The organizations recommends a regimen of fasting and drinking tons of water, in addition to laying off the pipe, leading up to a urine test to help you pass.
How long does weed stay in your bloodstream?
Marijuana metabolites clear out of your bloodstream faster than they clear out of your urine. Blood tests are currently used by law enforcement as the most accurate predictor of whether or not someone arrested was driving high, but blood tests pose problems, too.
“Chronic frequent smokers accrue a high body burden of THC that is released and excreted over days or weeks of sustained abstinence, resulting in low residual THC concentrations,” according to a 2016 study in Clinical Chemistry. “In occasional smokers, blood THC is detected only for a median 4 hours after smoking a single 54-mg THC cigarette.”
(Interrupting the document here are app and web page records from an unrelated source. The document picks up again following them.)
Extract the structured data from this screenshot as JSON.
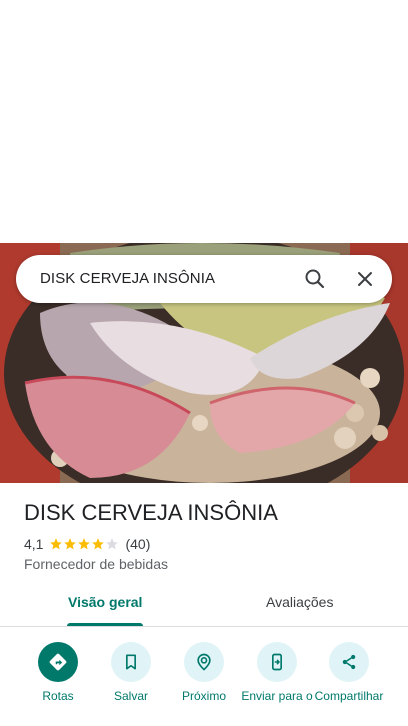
{
  "search": {
    "query": "DISK CERVEJA INSÔNIA"
  },
  "place": {
    "title": "DISK CERVEJA INSÔNIA",
    "rating": "4,1",
    "rating_stars": 4.1,
    "review_count": "(40)",
    "category": "Fornecedor de bebidas"
  },
  "tabs": [
    {
      "label": "Visão geral"
    },
    {
      "label": "Avaliações"
    }
  ],
  "actions": [
    {
      "label": "Rotas",
      "icon": "directions-icon"
    },
    {
      "label": "Salvar",
      "icon": "bookmark-icon"
    },
    {
      "label": "Próximo",
      "icon": "nearby-icon"
    },
    {
      "label": "Enviar para o",
      "icon": "send-to-phone-icon"
    },
    {
      "label": "Compartilhar",
      "icon": "share-icon"
    }
  ],
  "colors": {
    "accent": "#00796b",
    "action_bg": "#e0f4f7",
    "star": "#fbbc04"
  }
}
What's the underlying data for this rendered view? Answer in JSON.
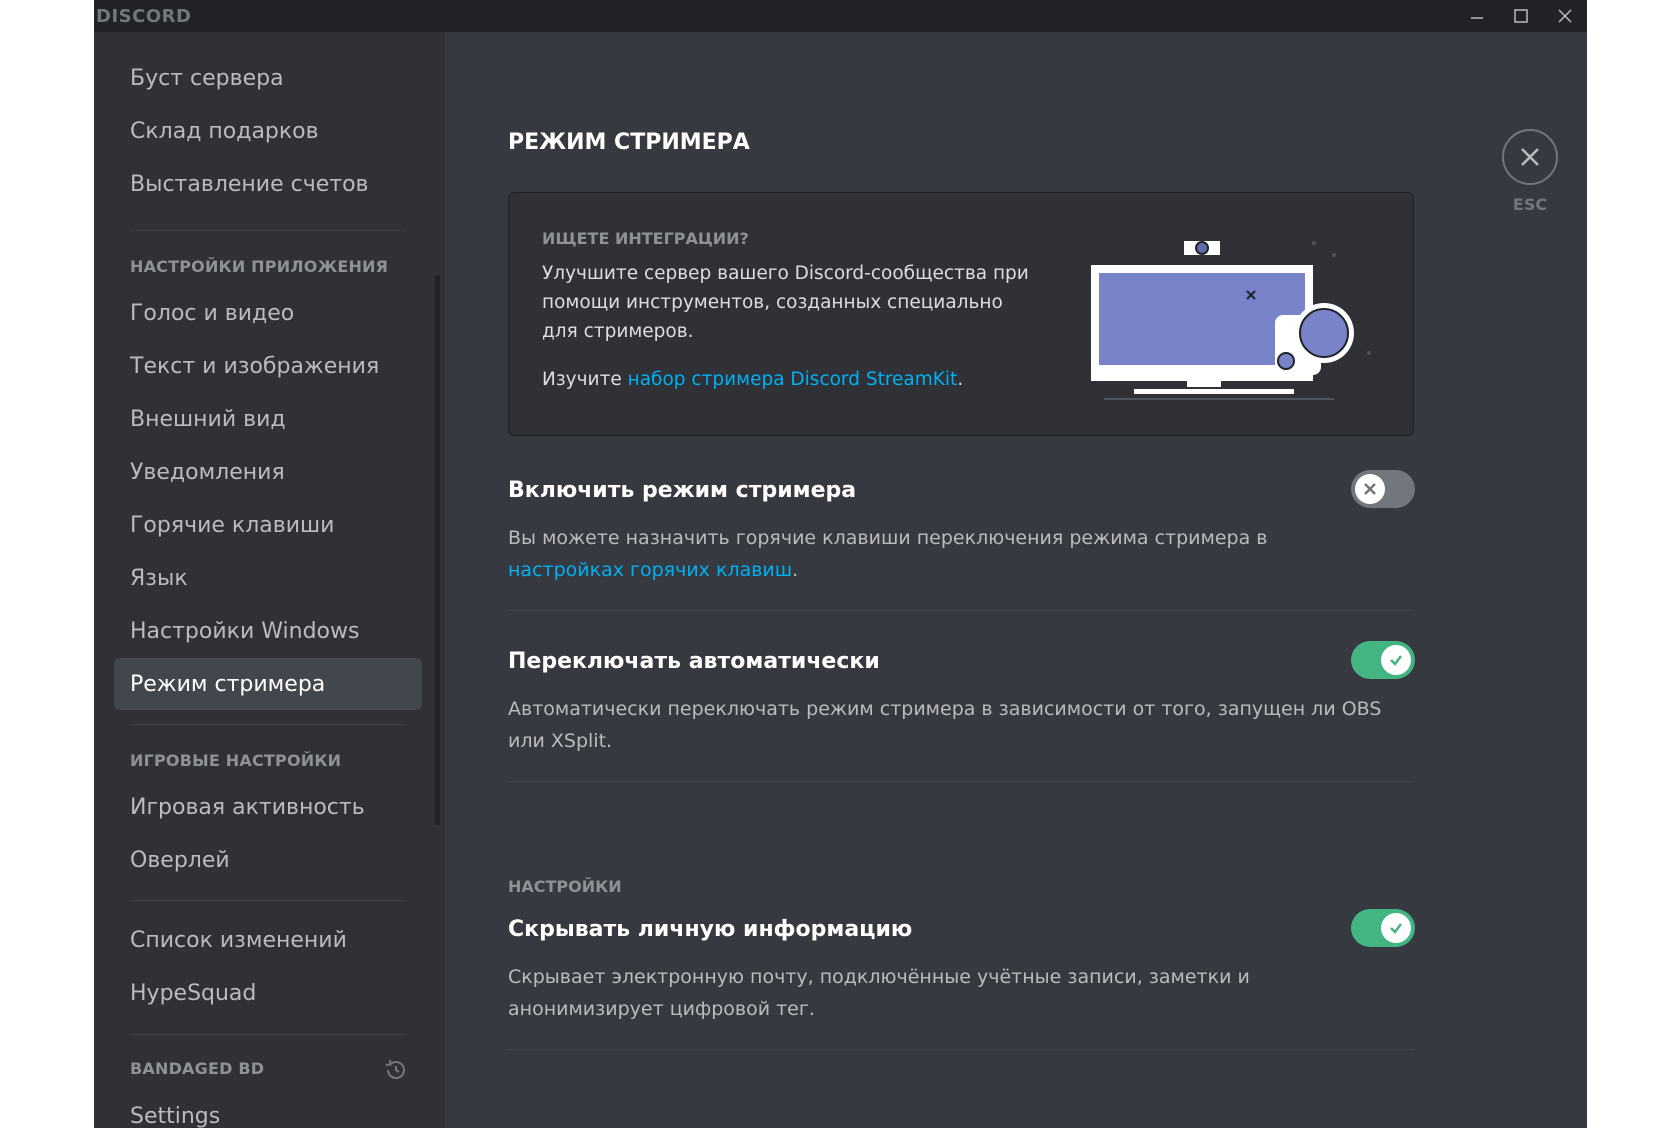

This complicates cops’ jobs in that there’s no way to determine from tested blood concentrations exactly how high or impaired a suspect was when he or she was driving.
Police agencies are experimenting with saliva swabs, and a California company in summer of 2018 announced a pre-production model of a new marijuana breathalyzer device that measures THC in breath vapor.
How long does weed stay in your hair?
Hair follicle tests are good for figuring out whether someone is a chronic, heavy user of the chronic, but it’s virtually useless to test for casual consumption.
If you smoke infrequently, it takes up to a week for enough THC metabolites to collect in your hair to be detectable. If you’re a heavy smoker, however, hair tests can detect cannabis in your system for as long as three months after your last use.
Hair tests are expensive and cumbersome, however, so the U.S. court system and most U.S. firms don’t use them.
Can you shorten the amount of time cannabis stays in your system?
Naturally, many cannabis users will try and accelerate the process by “detoxing”. While there are no known methods to decrease the amount of time that weed stays in your system, there are some theoretical strategies one could employ in order to pass a drug test without refraining from smoking weed for so long. Try out this regimen for 3 days and you should be able to pass a urine test within 3 days of smoking:
- Drink 64oz of lemon-mint-water
- Take (3) 1oz shots of Apple Cider Vinegar
- Eat (13) servings of vegetables a day (dominantly cucumbers)
- Avoid all fatty and processed foods. Stay lean and clean.
- Drink (2) cups of dandelion tea
- Sweat heavily during a 45 minute cardiovascular exercise
- Spend 30 minutes in a sauna
- Get a 60 minute massage
As for hair tests, you could technically get a very short hair cut or bleach your hair and then re-dye it. These are drastic measures for sure; they depend on damaging (or deleting) your hair beyond the point of recognition such that the THC-COOH would no longer be detectable.
How Long Does Weed Stay in Your System (References):
“How Long Does Weed Stay in the Bloodstream?”
The Netherlands Association for the Legalization of Cannabis
“Human Cannabinoid Pharmacokinetics”
Marilyn A. Huestis
“Urinary Elimination of 11-Nor-9-carboxy- 9-tetrahydrocannnabinol in Cannabis Users During Continuously Monitored Abstinence”
Robert S. Goodwin et al
Journal of Analytical Toxicology
“Differentiating new cannabis use from residual urinary cannabinoid excretion in chronic, daily cannabis users.”
Schwilke EW et al